=== Material for this task ===
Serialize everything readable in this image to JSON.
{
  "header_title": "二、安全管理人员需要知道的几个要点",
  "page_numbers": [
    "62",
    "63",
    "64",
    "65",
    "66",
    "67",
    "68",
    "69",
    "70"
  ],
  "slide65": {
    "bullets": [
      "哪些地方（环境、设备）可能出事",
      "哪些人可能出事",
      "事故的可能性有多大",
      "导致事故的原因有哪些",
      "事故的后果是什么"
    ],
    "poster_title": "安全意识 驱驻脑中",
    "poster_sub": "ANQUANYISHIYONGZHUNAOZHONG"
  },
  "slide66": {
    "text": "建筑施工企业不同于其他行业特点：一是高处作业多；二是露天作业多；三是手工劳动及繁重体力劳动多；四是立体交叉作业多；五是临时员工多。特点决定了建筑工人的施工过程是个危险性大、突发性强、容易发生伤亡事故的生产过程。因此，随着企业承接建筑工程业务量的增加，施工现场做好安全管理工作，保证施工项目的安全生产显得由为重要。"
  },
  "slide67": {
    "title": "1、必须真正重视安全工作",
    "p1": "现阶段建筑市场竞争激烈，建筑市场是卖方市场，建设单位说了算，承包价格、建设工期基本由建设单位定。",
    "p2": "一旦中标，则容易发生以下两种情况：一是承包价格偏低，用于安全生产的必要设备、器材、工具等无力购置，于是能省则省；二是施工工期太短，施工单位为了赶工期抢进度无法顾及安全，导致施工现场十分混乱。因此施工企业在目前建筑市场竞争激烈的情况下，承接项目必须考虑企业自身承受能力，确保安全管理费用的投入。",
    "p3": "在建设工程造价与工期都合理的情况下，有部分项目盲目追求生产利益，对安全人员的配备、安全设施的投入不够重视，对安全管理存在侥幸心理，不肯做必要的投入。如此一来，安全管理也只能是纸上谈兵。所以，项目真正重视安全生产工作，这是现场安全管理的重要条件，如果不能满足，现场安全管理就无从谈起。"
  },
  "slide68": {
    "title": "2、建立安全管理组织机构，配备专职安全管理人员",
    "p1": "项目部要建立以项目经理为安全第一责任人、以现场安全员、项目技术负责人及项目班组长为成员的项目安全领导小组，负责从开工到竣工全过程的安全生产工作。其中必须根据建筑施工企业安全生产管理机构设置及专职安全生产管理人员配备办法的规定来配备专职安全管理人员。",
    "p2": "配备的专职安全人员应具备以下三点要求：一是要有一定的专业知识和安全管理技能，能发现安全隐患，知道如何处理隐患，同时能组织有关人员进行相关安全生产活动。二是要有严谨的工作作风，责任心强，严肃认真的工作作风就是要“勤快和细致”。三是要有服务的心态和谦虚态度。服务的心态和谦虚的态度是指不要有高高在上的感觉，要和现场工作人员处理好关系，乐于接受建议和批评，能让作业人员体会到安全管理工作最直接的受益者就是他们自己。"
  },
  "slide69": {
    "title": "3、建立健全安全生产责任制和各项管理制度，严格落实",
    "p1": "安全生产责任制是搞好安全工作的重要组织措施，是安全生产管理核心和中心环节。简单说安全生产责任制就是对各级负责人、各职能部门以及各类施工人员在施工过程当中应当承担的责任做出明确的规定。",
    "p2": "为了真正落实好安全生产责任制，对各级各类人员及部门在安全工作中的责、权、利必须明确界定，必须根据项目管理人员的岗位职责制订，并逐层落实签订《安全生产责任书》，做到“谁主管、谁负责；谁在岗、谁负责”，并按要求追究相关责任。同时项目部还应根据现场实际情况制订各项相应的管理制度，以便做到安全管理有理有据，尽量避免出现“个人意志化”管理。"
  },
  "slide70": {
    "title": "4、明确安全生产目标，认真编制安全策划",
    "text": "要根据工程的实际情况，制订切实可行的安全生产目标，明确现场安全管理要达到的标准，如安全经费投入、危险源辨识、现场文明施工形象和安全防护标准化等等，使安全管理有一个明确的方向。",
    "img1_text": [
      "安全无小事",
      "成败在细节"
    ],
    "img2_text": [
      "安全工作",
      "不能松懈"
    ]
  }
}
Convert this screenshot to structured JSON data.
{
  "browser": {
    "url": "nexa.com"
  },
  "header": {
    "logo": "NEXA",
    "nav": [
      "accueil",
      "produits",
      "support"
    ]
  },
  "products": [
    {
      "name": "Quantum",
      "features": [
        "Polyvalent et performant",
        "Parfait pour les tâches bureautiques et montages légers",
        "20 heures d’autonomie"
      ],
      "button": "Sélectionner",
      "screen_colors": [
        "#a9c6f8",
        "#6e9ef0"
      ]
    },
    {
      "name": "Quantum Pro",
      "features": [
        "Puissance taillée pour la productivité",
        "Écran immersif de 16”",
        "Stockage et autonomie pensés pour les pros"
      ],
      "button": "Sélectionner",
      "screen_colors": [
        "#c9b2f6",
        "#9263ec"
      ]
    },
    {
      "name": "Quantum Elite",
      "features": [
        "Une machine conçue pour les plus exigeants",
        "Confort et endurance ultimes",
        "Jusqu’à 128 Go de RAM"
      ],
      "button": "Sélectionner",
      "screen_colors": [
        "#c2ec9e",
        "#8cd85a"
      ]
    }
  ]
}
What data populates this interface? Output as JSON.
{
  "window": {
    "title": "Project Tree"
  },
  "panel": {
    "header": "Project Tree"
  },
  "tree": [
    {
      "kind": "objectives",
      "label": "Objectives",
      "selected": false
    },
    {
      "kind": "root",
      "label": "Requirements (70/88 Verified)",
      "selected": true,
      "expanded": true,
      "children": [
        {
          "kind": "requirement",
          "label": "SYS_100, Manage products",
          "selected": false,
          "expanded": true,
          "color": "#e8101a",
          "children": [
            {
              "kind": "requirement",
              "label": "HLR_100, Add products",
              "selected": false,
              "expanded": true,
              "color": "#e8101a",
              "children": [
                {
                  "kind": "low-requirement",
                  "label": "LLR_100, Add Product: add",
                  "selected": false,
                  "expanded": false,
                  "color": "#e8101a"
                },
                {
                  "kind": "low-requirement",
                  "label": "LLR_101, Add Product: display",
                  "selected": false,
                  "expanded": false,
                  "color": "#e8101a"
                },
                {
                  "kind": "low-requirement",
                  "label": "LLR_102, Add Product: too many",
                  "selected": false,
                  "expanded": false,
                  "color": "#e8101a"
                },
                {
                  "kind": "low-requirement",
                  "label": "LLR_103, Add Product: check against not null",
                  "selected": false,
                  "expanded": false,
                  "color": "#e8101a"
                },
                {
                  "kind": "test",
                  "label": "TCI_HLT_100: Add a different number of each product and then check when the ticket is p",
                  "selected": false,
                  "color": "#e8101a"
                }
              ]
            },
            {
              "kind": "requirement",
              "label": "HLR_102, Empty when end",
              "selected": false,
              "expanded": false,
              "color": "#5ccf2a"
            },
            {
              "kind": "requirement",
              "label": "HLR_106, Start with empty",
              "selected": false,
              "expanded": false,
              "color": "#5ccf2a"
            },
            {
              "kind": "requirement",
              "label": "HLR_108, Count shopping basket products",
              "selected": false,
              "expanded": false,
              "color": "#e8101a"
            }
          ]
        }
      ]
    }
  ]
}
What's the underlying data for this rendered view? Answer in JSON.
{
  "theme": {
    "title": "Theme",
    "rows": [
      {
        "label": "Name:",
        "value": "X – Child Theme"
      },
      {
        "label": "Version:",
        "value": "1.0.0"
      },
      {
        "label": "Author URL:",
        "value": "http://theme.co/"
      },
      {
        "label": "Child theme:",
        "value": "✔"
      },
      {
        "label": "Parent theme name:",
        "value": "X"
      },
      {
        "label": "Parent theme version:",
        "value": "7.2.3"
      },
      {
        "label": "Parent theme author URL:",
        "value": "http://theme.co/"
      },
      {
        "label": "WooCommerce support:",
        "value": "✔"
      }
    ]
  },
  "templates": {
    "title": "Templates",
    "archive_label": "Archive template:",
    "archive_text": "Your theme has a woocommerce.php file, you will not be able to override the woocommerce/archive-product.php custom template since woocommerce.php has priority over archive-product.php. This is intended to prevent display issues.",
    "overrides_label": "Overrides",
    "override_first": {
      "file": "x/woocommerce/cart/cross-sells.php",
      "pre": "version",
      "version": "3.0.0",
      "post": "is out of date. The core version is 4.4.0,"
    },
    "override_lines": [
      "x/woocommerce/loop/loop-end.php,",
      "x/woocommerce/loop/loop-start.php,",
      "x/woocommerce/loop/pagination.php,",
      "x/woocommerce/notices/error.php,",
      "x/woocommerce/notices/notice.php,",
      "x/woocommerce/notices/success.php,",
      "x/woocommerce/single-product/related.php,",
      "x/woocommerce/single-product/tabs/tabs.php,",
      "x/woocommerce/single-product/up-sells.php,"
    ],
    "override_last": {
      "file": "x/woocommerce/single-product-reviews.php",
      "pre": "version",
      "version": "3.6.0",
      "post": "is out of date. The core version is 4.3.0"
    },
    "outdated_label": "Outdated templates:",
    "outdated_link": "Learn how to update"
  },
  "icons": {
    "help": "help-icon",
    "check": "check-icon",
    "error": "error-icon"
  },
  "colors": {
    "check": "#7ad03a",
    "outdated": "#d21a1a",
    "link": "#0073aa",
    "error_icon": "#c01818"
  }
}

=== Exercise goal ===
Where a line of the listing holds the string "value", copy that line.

=== The completed task ===
        "value": "X – Child Theme"
        "value": "1.0.0"
        "value": "http://theme.co/"
        "value": "✔"
        "value": "X"
        "value": "7.2.3"
        "value": "http://theme.co/"
        "value": "✔"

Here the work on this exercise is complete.